───── ENTRIES PROVIDED

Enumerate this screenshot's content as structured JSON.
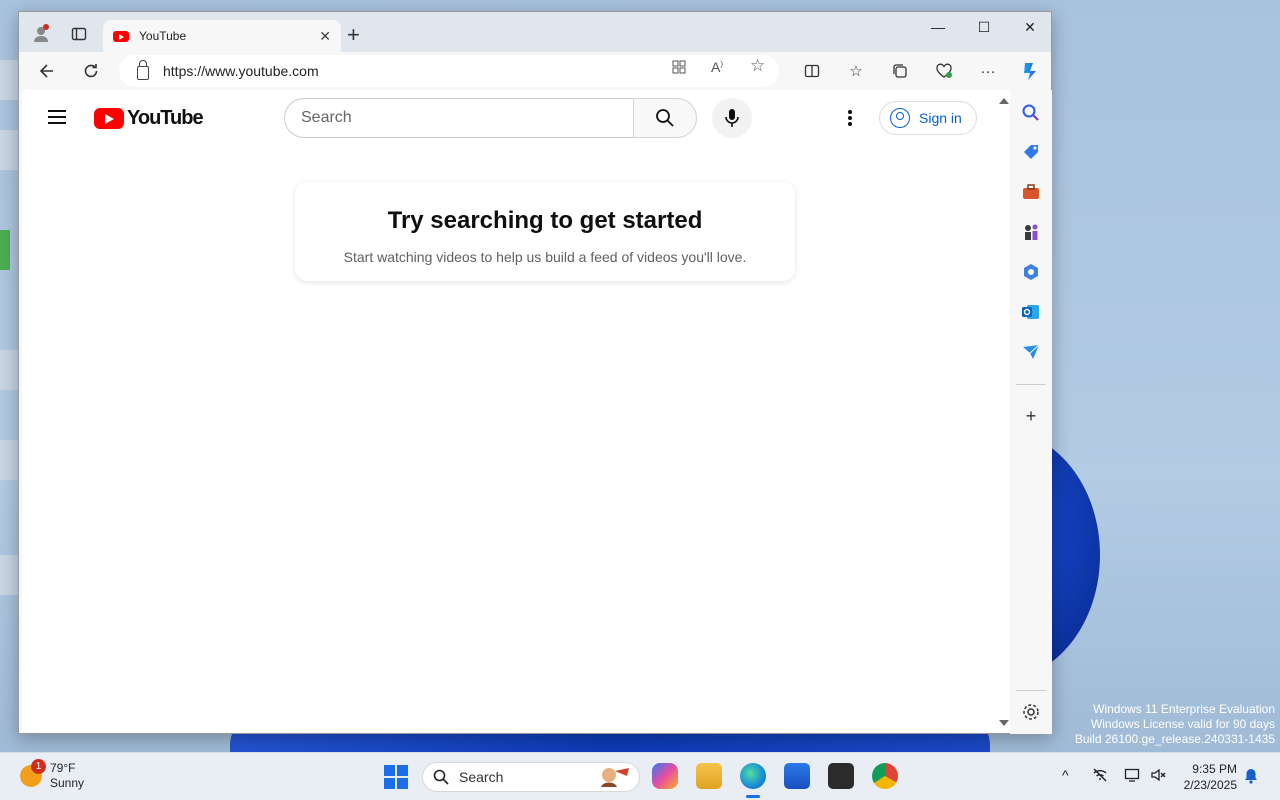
{
  "browser": {
    "tab_title": "YouTube",
    "url": "https://www.youtube.com",
    "window_controls": [
      "—",
      "☐",
      "✕"
    ]
  },
  "youtube": {
    "logo_text": "YouTube",
    "search_placeholder": "Search",
    "sign_in_label": "Sign in",
    "card_title": "Try searching to get started",
    "card_subtitle": "Start watching videos to help us build a feed of videos you'll love."
  },
  "desktop": {
    "watermark_line1": "Windows 11 Enterprise Evaluation",
    "watermark_line2": "Windows License valid for 90 days",
    "watermark_line3": "Build 26100.ge_release.240331-1435"
  },
  "taskbar": {
    "weather_badge": "1",
    "weather_temp": "79°F",
    "weather_desc": "Sunny",
    "search_label": "Search",
    "time": "9:35 PM",
    "date": "2/23/2025"
  },
  "colors": {
    "youtube_red": "#ff0000",
    "link_blue": "#065fd4",
    "edge_accent": "#1a6ee8"
  }
}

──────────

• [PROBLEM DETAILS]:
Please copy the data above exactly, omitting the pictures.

• [ANSWER SPACE]:
Enumerate this screenshot's content as structured JSON.
{
  "browser": {
    "tab_title": "YouTube",
    "url": "https://www.youtube.com",
    "window_controls": [
      "—",
      "☐",
      "✕"
    ]
  },
  "youtube": {
    "logo_text": "YouTube",
    "search_placeholder": "Search",
    "sign_in_label": "Sign in",
    "card_title": "Try searching to get started",
    "card_subtitle": "Start watching videos to help us build a feed of videos you'll love."
  },
  "desktop": {
    "watermark_line1": "Windows 11 Enterprise Evaluation",
    "watermark_line2": "Windows License valid for 90 days",
    "watermark_line3": "Build 26100.ge_release.240331-1435"
  },
  "taskbar": {
    "weather_badge": "1",
    "weather_temp": "79°F",
    "weather_desc": "Sunny",
    "search_label": "Search",
    "time": "9:35 PM",
    "date": "2/23/2025"
  },
  "colors": {
    "youtube_red": "#ff0000",
    "link_blue": "#065fd4",
    "edge_accent": "#1a6ee8"
  }
}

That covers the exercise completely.